Malaysia does not need to be bound by ALL the terms in the Convention. Countries can make what is called ‘reservations’ upon acceding to an international convention.
In simpler terms, a reservation is an act of placing exceptions to the terms stated within an international convention. As a result, Malaysia will not be legally bound by the ‘reserved’ articles in the convention.
7. What is Malaysia required to do under ICERD?
It’s kinda like a contract.
A country party to the Convention (or as they call it, State Party) is required to comply with all of its’ terms. EXCEPT for reserved provisions.
Firstly, Malaysia must take steps to wipe out all forms of racial discrimination.
It includes adopting laws and policies to eliminate racial discrimination and promote racial tolerance, criminalizing hate crimes as well as creating legal avenues for individuals affected by racial discrimination to seek redress.
Secondly, Malaysia will be answerable to the Committee on the Elimination of All Forms of Racial Discrimination (CERD) for it’s progress under ICERD.
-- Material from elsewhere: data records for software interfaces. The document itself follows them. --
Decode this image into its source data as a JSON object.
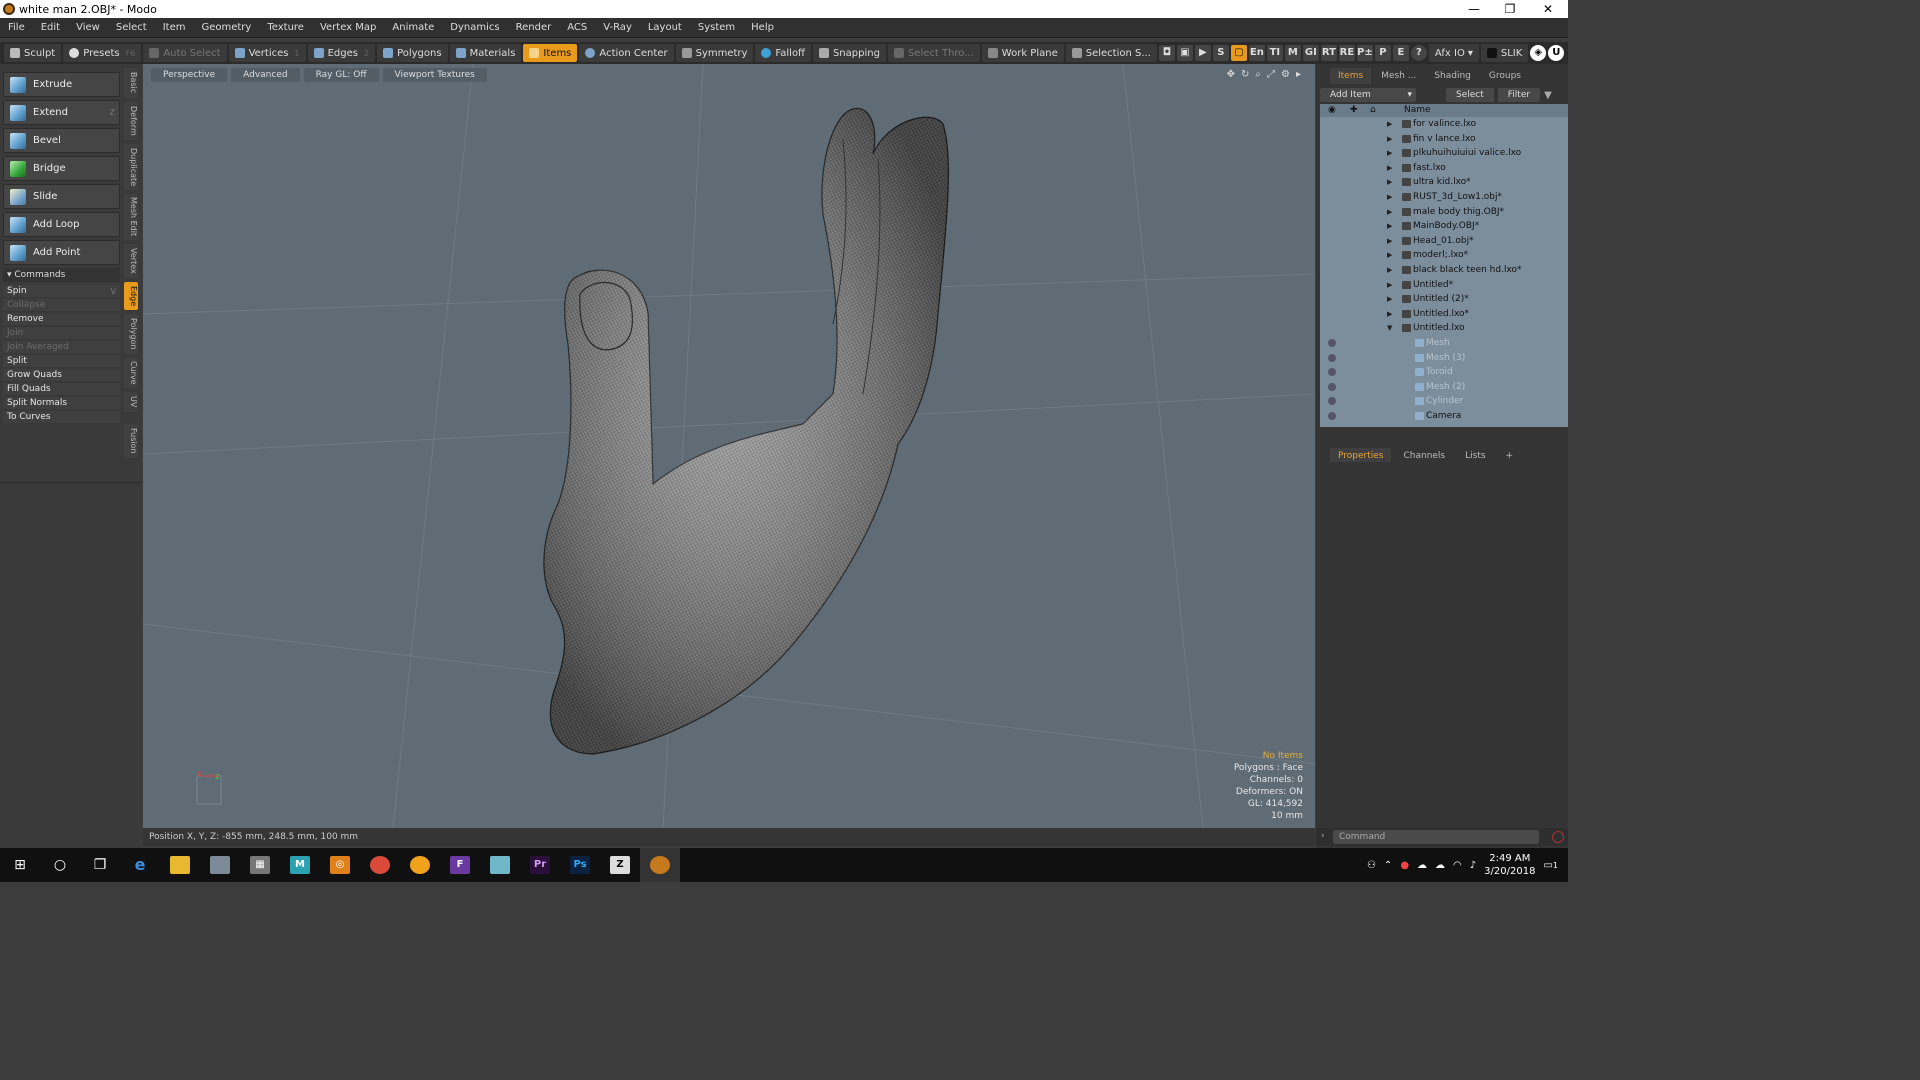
{
  "window": {
    "title": "white man 2.OBJ* - Modo",
    "min": "—",
    "max": "❐",
    "close": "✕"
  },
  "menu": [
    "File",
    "Edit",
    "View",
    "Select",
    "Item",
    "Geometry",
    "Texture",
    "Vertex Map",
    "Animate",
    "Dynamics",
    "Render",
    "ACS",
    "V-Ray",
    "Layout",
    "System",
    "Help"
  ],
  "toolbar": {
    "sculpt": "Sculpt",
    "presets": "Presets",
    "presets_key": "F6",
    "auto_select": "Auto Select",
    "vertices": "Vertices",
    "vertices_key": "1",
    "edges": "Edges",
    "edges_key": "2",
    "polygons": "Polygons",
    "materials": "Materials",
    "items": "Items",
    "action_center": "Action Center",
    "symmetry": "Symmetry",
    "falloff": "Falloff",
    "snapping": "Snapping",
    "select_thru": "Select Thro...",
    "work_plane": "Work Plane",
    "selection_sets": "Selection S...",
    "icon_s": "S",
    "icon_en": "En",
    "icon_ti": "TI",
    "icon_m": "M",
    "icon_gi": "GI",
    "icon_rt": "RT",
    "icon_re": "RE",
    "icon_pp": "P±",
    "icon_p": "P",
    "icon_e": "E",
    "icon_q": "?",
    "afx": "Afx IO",
    "slik": "SLIK"
  },
  "tools": [
    {
      "label": "Extrude",
      "key": ""
    },
    {
      "label": "Extend",
      "key": "Z"
    },
    {
      "label": "Bevel",
      "key": ""
    },
    {
      "label": "Bridge",
      "key": ""
    },
    {
      "label": "Slide",
      "key": ""
    },
    {
      "label": "Add Loop",
      "key": ""
    },
    {
      "label": "Add Point",
      "key": ""
    }
  ],
  "commands_header": "Commands",
  "commands": [
    {
      "label": "Spin",
      "key": "V"
    },
    {
      "label": "Collapse"
    },
    {
      "label": "Remove"
    },
    {
      "label": "Join"
    },
    {
      "label": "Join Averaged"
    },
    {
      "label": "Split"
    },
    {
      "label": "Grow Quads"
    },
    {
      "label": "Fill Quads"
    },
    {
      "label": "Split Normals"
    },
    {
      "label": "To Curves"
    }
  ],
  "side_tabs": [
    "Basic",
    "Deform",
    "Duplicate",
    "Mesh Edit",
    "Vertex",
    "Edge",
    "Polygon",
    "Curve",
    "UV",
    "Fusion"
  ],
  "viewport": {
    "perspective": "Perspective",
    "advanced": "Advanced",
    "raygl": "Ray GL: Off",
    "textures": "Viewport Textures",
    "info": {
      "no_items": "No Items",
      "polygons": "Polygons : Face",
      "channels": "Channels: 0",
      "deformers": "Deformers: ON",
      "gl": "GL: 414,592",
      "scale": "10 mm"
    }
  },
  "status": {
    "position": "Position X, Y, Z:   -855 mm, 248.5 mm, 100 mm"
  },
  "right_tabs": [
    "Items",
    "Mesh ...",
    "Shading",
    "Groups"
  ],
  "items_bar": {
    "add_item": "Add Item",
    "select": "Select",
    "filter": "Filter"
  },
  "items_header": "Name",
  "items": [
    {
      "name": "for valince.lxo"
    },
    {
      "name": "fin v lance.lxo"
    },
    {
      "name": "plkuhuihuiuiui valice.lxo"
    },
    {
      "name": "fast.lxo"
    },
    {
      "name": "ultra kid.lxo*"
    },
    {
      "name": "RUST_3d_Low1.obj*"
    },
    {
      "name": "male body thig.OBJ*"
    },
    {
      "name": "MainBody.OBJ*"
    },
    {
      "name": "Head_01.obj*"
    },
    {
      "name": "moderl;.lxo*"
    },
    {
      "name": "black black teen hd.lxo*"
    },
    {
      "name": "Untitled*"
    },
    {
      "name": "Untitled (2)*"
    },
    {
      "name": "Untitled.lxo*"
    },
    {
      "name": "Untitled.lxo"
    },
    {
      "name": "Mesh"
    },
    {
      "name": "Mesh (3)"
    },
    {
      "name": "Toroid"
    },
    {
      "name": "Mesh (2)"
    },
    {
      "name": "Cylinder"
    },
    {
      "name": "Camera"
    }
  ],
  "props_tabs": [
    "Properties",
    "Channels",
    "Lists",
    "+"
  ],
  "command_placeholder": "Command",
  "taskbar": {
    "time": "2:49 AM",
    "date": "3/20/2018",
    "notify": "1"
  },
  "colors": {
    "accent": "#e89a1c",
    "viewport": "#5f6b75",
    "items_bg": "#7c8d9c"
  }
}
State Parties report to the Committee every two years (new State Parties will have to submit a report in its’ first year). The Committee will then report to the UN General Assembly. The Committee as well as other State Parties can recommend or suggest to Malaysia on how it may better comply with ICERD.
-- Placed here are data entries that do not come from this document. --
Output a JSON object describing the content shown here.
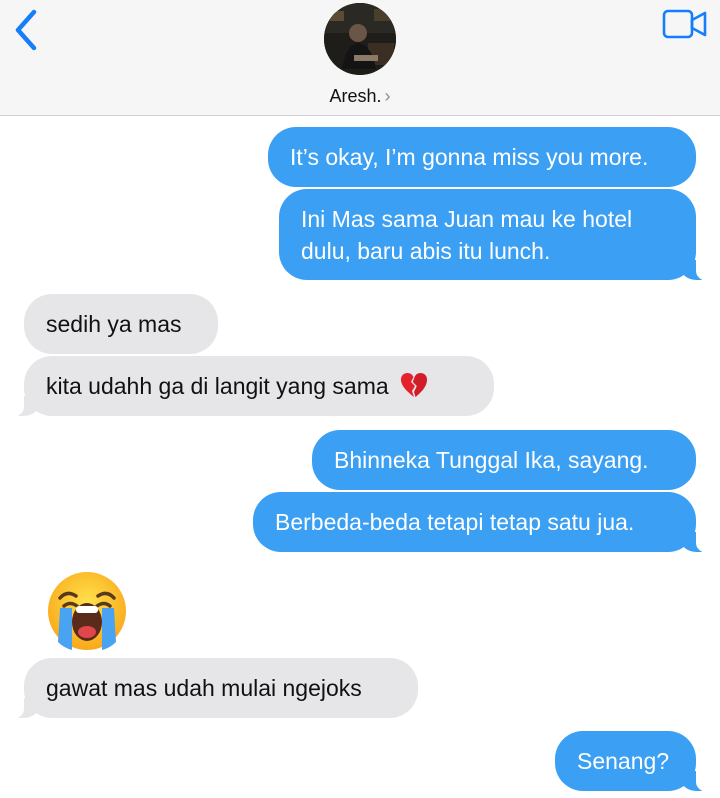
{
  "header": {
    "back_icon": "chevron-left-icon",
    "video_icon": "video-camera-icon",
    "contact_name": "Aresh.",
    "chevron": "›",
    "accent_color": "#147efb"
  },
  "messages": [
    {
      "direction": "outgoing",
      "text": "It’s okay, I’m gonna miss you more."
    },
    {
      "direction": "outgoing",
      "lines": [
        "Ini Mas sama Juan mau ke hotel",
        "dulu, baru abis itu lunch."
      ]
    },
    {
      "direction": "incoming",
      "text": "sedih ya mas"
    },
    {
      "direction": "incoming",
      "text": "kita udahh ga di langit yang sama",
      "emoji": "broken-heart-icon"
    },
    {
      "direction": "outgoing",
      "text": "Bhinneka Tunggal Ika, sayang."
    },
    {
      "direction": "outgoing",
      "text": "Berbeda-beda tetapi tetap satu jua."
    },
    {
      "direction": "incoming",
      "emoji_only": "loudly-crying-face-icon"
    },
    {
      "direction": "incoming",
      "text": "gawat mas udah mulai ngejoks"
    },
    {
      "direction": "outgoing",
      "text": "Senang?"
    }
  ],
  "colors": {
    "outgoing_bubble": "#3b9ff3",
    "incoming_bubble": "#e6e6e9",
    "header_background": "#f6f6f6"
  }
}
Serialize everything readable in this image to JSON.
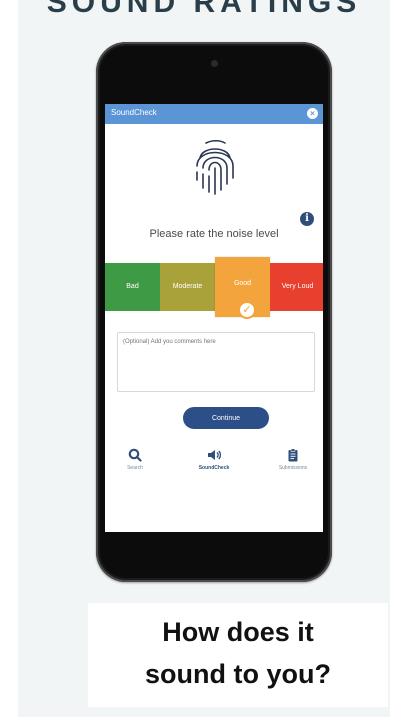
{
  "slide": {
    "heading": "SOUND RATINGS",
    "caption_line1": "How does it",
    "caption_line2": "sound to you?"
  },
  "app": {
    "title": "SoundCheck",
    "close_symbol": "×",
    "info_symbol": "i",
    "prompt": "Please rate the noise level",
    "ratings": [
      {
        "label": "Bad",
        "color": "#3f9a45"
      },
      {
        "label": "Moderate",
        "color": "#a9a13a"
      },
      {
        "label": "Good",
        "color": "#f4a43c",
        "selected": true
      },
      {
        "label": "Very Loud",
        "color": "#e8402e"
      }
    ],
    "check_symbol": "✓",
    "comment_placeholder": "(Optional) Add you comments here",
    "continue_label": "Continue",
    "nav": [
      {
        "label": "Search",
        "icon": "search-icon"
      },
      {
        "label": "SoundCheck",
        "icon": "speaker-icon",
        "active": true
      },
      {
        "label": "Submissions",
        "icon": "clipboard-icon"
      }
    ]
  },
  "colors": {
    "app_bar": "#5b95d6",
    "primary": "#2b4f86",
    "panel_bg": "#f2f5f6"
  }
}
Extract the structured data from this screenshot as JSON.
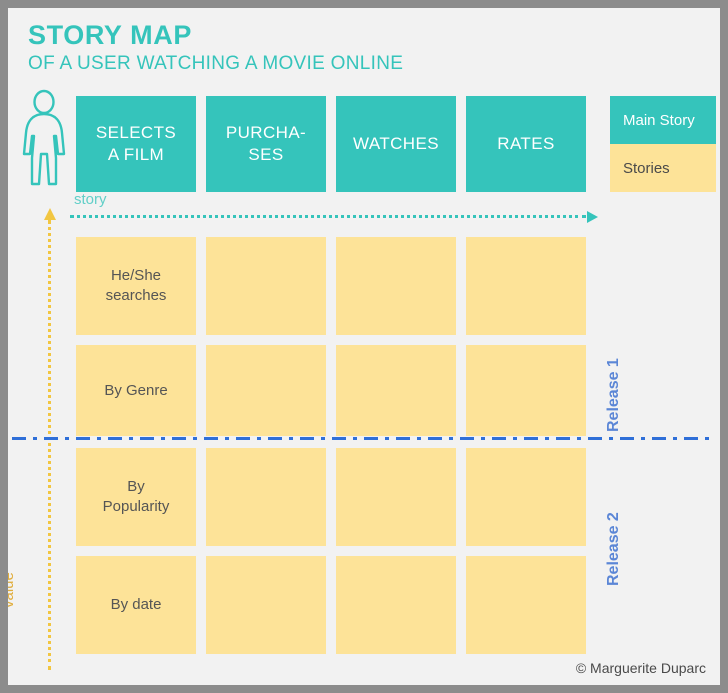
{
  "header": {
    "title": "STORY MAP",
    "subtitle": "OF A USER WATCHING A MOVIE ONLINE"
  },
  "colors": {
    "teal": "#35c4bb",
    "yellow": "#fde398",
    "blue": "#2f6fd8",
    "gold": "#f2c641",
    "canvas": "#f2f2f2",
    "frame": "#8c8c8c",
    "card_text": "#555555"
  },
  "persona": {
    "icon": "person-icon"
  },
  "axes": {
    "horizontal": {
      "label": "story",
      "icon": "arrow-right-dotted-icon"
    },
    "vertical": {
      "label": "value",
      "icon": "arrow-up-dotted-icon"
    }
  },
  "main_story": {
    "cards": [
      {
        "label": "SELECTS\nA FILM"
      },
      {
        "label": "PURCHA-\nSES"
      },
      {
        "label": "WATCHES"
      },
      {
        "label": "RATES"
      }
    ]
  },
  "stories": {
    "rows": [
      {
        "release": "Release 1",
        "cards": [
          "He/She\nsearches",
          "",
          "",
          ""
        ]
      },
      {
        "release": "Release 1",
        "cards": [
          "By Genre",
          "",
          "",
          ""
        ]
      },
      {
        "release": "Release 2",
        "cards": [
          "By\nPopularity",
          "",
          "",
          ""
        ]
      },
      {
        "release": "Release 2",
        "cards": [
          "By date",
          "",
          "",
          ""
        ]
      }
    ]
  },
  "releases": {
    "first": "Release 1",
    "second": "Release 2"
  },
  "legend": {
    "main_story": "Main Story",
    "stories": "Stories"
  },
  "footer": {
    "credit": "© Marguerite Duparc"
  }
}
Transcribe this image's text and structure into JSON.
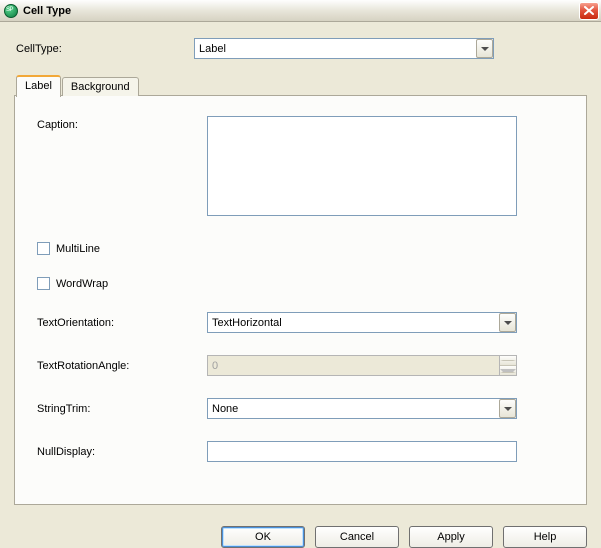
{
  "window": {
    "title": "Cell Type"
  },
  "top": {
    "celltype_label": "CellType:",
    "celltype_value": "Label"
  },
  "tabs": {
    "label": "Label",
    "background": "Background"
  },
  "form": {
    "caption_label": "Caption:",
    "caption_value": "",
    "multiline_label": "MultiLine",
    "multiline_checked": false,
    "wordwrap_label": "WordWrap",
    "wordwrap_checked": false,
    "textorientation_label": "TextOrientation:",
    "textorientation_value": "TextHorizontal",
    "textrotationangle_label": "TextRotationAngle:",
    "textrotationangle_value": "0",
    "stringtrim_label": "StringTrim:",
    "stringtrim_value": "None",
    "nulldisplay_label": "NullDisplay:",
    "nulldisplay_value": ""
  },
  "buttons": {
    "ok": "OK",
    "cancel": "Cancel",
    "apply": "Apply",
    "help": "Help"
  }
}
8. Will ICERD remove Article 153?
“Signing the ICERD would result in the removal of Article 153 of the Federal Constitution which provides for the special position of Malays and natives of Sabah and Sarawak.”
This is a legitimate concern but it is incorrect to suggest that signing ICERD results in an automatic repeal of Article 153.
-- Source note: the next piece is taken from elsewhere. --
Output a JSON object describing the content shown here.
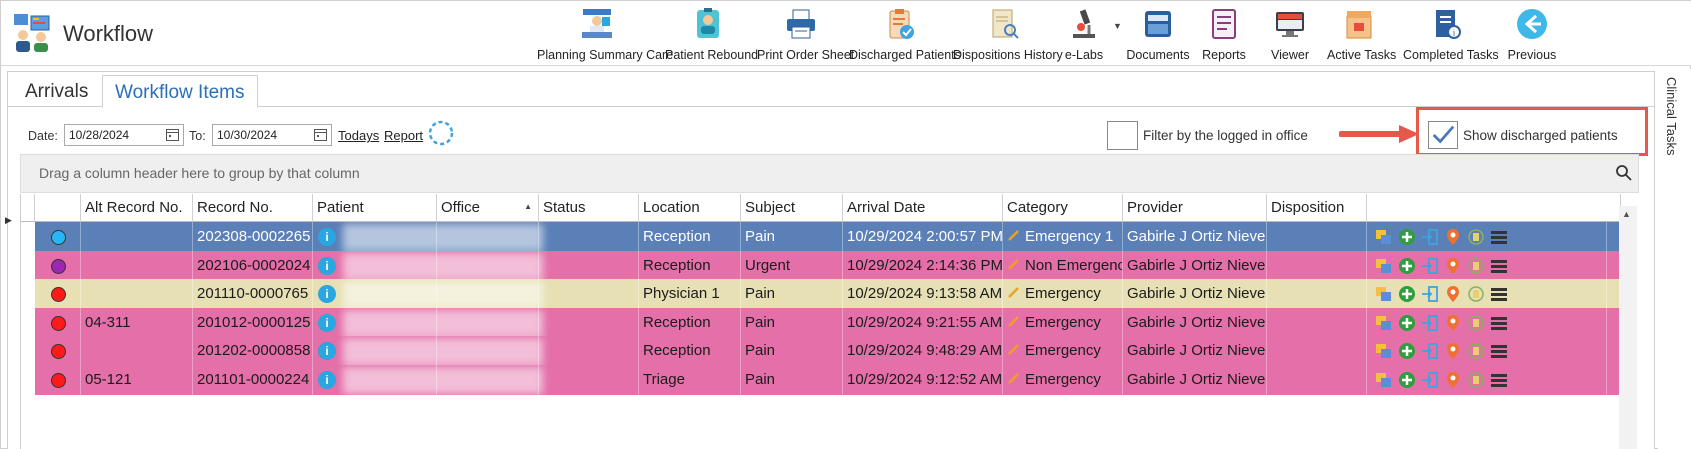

Malaysia adopts what is known as a ‘dualist’ approach when it comes to international conventions: international law and national law are separate. In Malaysia, the Federal Constitution is the supreme law of the land, not international law. International law does not have legal effect in Malaysia until the Parliament passes a law to implement it in Malaysia. Before any of that happens, the law must of course be debated in Parliament.
According to some lawyers, the ICERD is compatible with the Federal Constitution so no repeal of Article 153 is necessary. Articles 1(4) and 2(2) of the ICERD allow ‘special measures’ ensuring ‘equal enjoyment of rights and freedoms’ to be implemented.
There is also a second document from the UN titled “General Recommendation No 32” on the meaning and scope of special measures in ICERD (2009) which clarifies the matter. In the ICERD, affirmative action is not regarded as discrimination because special measures are needed to address historical socio-economic injustices and inequalities.
9. How Does the ICERD Review Process Work?
As part of its obligations under ICERD, the U.S. Government must submit periodic government reports (formally called State reports) every two years on how it is enforcing the requirements of the treaty. A UN committee of independent experts on racial justice called the Committee on the Elimination of Racial Discrimination (or UN CERD committee) oversees this review process on how governments are complying with the treaty. In response to these government reports, social justice groups and other non-governmental organizations (NGOs) are invited to submit alternative reports that give an on-the-ground assessment of how the government is complying with ICERD.
10. ICERD goes beyond calling for repeal of laws that have a discriminatory impact to requiring governments to take proactive steps to address racial disparities. It also recognizes and accounts for the intersecting impact of other factors, such as gender, ability, class, sexuality, among others, with race.